LOS ANGELES – Jan. 14, 2022 – On Monday, Governor Gavin Newsom released his January budget proposal for the 2022-23 fiscal year. We applaud the Governor for a budget proposal that leverages a projected $45 billion surplus to take bold steps to further California’s leadership in expanding health care coverage and addressing health, economic, environmental, and racial inequities.
As the state continues to weather the COVID-19 pandemic, we are encouraged to see increased resources for testing and vaccinations, especially a $583 million investment in increasing vaccination rates. The communities served by community health centers have been some of the hardest hit by the pandemic and we look forward to continuing to work with the Administration to ensure sufficient and equitable access to testing, treatment and vaccines.
Many voices, including our own, are also urging a greater effort to address the racial and structural inequities laid bare by the pandemic. We see the Health Equity and Racial Justice Fund as a critical component of this work. Community-based organizations, clinics and tribal organizations are on the front lines and play a distinct role in identifying equity and justice issues at the local level and developing and implementing local solutions.
We are excited to see a $1 billion proposed investment in health care workforce and appreciate the recognition of the critical state of the workforce shortage, which has only been exacerbated by COVID-19. We are pleased to see investments outlined for nurses, certified medical assistants, social workers, behavioral health providers, and community health workers. We urge the Administration and Legislature to expand these investments to include support for allied health professionals such as non-certified medical assistants and dental assistants. The health care workforce shortage is across all levels of providers and allied health professionals are a critical part of the care team.

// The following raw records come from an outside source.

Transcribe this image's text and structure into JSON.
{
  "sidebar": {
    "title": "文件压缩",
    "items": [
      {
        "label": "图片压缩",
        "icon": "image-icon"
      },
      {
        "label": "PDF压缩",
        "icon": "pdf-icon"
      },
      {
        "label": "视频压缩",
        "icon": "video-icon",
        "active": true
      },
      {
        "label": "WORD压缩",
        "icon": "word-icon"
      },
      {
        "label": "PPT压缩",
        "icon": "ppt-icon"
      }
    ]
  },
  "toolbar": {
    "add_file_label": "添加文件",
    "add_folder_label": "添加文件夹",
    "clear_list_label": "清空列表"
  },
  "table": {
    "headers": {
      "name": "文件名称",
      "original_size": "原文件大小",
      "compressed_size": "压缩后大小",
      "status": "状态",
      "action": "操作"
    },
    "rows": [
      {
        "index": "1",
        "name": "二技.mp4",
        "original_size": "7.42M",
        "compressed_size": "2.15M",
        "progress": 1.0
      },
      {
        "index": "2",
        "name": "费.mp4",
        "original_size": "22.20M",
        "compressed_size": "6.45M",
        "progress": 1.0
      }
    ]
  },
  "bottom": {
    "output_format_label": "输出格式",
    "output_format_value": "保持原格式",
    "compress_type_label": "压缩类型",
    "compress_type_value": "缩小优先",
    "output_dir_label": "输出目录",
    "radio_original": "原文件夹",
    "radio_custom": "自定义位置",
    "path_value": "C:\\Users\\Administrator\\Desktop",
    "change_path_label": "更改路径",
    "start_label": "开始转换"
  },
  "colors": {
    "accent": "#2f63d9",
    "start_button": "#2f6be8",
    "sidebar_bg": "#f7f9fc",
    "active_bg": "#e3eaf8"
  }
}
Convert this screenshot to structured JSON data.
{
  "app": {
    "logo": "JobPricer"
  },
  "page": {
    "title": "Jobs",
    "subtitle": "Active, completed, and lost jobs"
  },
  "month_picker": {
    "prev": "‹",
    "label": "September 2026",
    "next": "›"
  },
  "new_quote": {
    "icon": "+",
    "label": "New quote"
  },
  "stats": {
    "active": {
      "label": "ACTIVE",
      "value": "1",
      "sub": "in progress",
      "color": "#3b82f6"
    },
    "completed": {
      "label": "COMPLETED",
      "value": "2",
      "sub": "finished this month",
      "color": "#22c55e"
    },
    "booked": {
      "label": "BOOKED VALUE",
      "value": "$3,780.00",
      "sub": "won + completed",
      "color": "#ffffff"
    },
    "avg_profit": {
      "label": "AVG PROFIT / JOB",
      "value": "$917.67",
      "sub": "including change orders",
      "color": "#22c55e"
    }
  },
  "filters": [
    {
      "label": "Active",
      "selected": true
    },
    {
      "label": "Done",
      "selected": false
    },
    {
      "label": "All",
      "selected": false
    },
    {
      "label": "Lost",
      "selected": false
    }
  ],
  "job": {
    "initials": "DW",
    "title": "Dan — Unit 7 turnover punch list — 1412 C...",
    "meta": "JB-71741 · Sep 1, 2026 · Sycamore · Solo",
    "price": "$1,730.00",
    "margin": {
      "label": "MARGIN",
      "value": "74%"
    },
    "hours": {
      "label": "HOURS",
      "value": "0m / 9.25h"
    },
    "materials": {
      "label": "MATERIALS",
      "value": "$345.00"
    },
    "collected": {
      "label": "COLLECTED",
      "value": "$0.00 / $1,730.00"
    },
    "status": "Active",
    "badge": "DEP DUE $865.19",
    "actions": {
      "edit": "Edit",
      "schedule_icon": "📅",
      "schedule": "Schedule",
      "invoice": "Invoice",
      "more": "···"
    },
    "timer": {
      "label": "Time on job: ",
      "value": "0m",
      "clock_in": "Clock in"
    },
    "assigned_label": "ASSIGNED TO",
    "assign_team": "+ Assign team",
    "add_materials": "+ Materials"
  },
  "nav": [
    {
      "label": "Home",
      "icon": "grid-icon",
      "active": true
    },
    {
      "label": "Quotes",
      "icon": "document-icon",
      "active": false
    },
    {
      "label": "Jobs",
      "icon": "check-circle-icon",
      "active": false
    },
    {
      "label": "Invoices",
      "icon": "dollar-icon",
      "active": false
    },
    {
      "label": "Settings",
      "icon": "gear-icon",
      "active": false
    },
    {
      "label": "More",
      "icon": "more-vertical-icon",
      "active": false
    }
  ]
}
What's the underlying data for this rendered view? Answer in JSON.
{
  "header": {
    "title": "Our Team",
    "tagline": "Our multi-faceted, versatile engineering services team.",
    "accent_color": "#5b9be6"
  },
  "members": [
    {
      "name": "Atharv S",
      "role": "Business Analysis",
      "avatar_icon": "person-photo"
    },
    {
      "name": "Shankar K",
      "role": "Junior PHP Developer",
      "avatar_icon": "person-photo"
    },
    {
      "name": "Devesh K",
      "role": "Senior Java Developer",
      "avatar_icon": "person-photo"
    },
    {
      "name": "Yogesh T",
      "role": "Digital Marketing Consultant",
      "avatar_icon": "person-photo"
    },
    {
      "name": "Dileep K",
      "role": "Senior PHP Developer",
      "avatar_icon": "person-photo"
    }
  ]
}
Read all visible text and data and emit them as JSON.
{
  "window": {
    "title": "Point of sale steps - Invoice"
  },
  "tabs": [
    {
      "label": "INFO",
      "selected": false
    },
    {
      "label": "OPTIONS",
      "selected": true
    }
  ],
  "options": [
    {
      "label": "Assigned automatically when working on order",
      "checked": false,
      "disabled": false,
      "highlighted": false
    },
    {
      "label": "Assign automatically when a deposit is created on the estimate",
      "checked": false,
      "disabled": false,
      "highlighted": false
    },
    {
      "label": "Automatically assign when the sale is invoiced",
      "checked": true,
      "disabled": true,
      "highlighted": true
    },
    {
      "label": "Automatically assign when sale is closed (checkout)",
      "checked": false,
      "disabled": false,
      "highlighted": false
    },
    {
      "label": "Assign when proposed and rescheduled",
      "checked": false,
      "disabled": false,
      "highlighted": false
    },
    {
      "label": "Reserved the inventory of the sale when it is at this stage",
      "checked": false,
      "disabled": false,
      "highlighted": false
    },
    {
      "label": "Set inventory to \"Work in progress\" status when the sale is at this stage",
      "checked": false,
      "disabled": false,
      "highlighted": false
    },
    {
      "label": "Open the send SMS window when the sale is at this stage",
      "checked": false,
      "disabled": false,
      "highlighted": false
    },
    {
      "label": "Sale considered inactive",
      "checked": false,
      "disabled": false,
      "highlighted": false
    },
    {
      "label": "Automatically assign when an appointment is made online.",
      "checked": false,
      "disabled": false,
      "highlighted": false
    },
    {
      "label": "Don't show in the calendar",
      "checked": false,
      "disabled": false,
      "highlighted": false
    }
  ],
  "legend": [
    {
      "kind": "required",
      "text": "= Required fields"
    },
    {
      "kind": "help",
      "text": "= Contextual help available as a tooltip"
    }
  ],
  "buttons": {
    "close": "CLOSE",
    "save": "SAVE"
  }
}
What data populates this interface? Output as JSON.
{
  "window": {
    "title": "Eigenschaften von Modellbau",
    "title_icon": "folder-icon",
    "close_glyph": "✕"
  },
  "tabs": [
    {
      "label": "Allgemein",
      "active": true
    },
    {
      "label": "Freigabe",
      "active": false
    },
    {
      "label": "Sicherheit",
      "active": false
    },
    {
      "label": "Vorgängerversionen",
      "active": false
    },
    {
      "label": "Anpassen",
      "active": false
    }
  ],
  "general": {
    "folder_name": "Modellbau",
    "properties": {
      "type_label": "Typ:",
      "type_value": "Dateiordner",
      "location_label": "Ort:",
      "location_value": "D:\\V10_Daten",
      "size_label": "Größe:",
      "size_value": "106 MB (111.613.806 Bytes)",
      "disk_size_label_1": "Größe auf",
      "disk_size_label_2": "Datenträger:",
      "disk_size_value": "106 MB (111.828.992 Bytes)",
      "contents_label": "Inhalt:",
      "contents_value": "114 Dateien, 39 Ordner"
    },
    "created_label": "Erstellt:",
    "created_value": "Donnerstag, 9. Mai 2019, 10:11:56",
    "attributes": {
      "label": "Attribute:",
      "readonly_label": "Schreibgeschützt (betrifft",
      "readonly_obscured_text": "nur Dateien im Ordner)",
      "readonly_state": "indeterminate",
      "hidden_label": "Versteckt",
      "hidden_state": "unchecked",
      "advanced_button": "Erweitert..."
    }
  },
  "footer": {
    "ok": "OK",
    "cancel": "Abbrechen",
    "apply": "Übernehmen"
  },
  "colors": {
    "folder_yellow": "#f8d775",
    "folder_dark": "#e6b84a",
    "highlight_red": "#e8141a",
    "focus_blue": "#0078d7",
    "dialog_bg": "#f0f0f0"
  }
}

We are thrilled to see the historic investment to expand Medi-Cal to all income-eligible Californians, regardless of immigration status, closing the remaining gap and allowing adults ages 27-49 to access comprehensive health coverage under the program. As the state expands Medi-Cal eligibility and continues exploring single payer models that would provide truly universal coverage, health care workforce investments become even more urgent. We implore the administration to ensure investments prioritize the safety-net and growing a workforce that better reflects the diversity of our state.
With major changes to the Medi-Cal pharmacy program taking effect, we appreciate the Governor’s continued commitment to the clinic Supplemental Payment Pool and strongly urge the Administration and Legislature to augment this fund to better sustain the essential programs and services these resources support. We are also anxiously awaiting budget policy language regarding future Medi-Cal telehealth policy which must ensure that patients served by community health centers retain equitable access to obtain care via their choice of modality, whether that is in-person, via video telehealth, or by telephone.
We look forward to working with the Administration and the Legislature this year to advance the priorities of our member clinics and the patients and families they serve, and to improve the health and well-being of California’s diverse communities.
THE COMMUNITY CLINIC ASSOCIATION OF LOS ANGELES COUNTY (CCALAC) is the largest regional association of community clinics and health centers in California. Founded in 1994, CCALAC has 65 members that serve nearly 1.7 million patients throughout LA County. CCALAC is dedicated to serving and representing the interests of its member clinics as providers of quality health care, including medical, dental and pharmacy services. For more information about CCALAC, visit www.ccalac.org or call (213) 201-6500.
Contact: Taryn Burks – Communications Specialist, firstname.lastname@example.org | (213) 201-6529.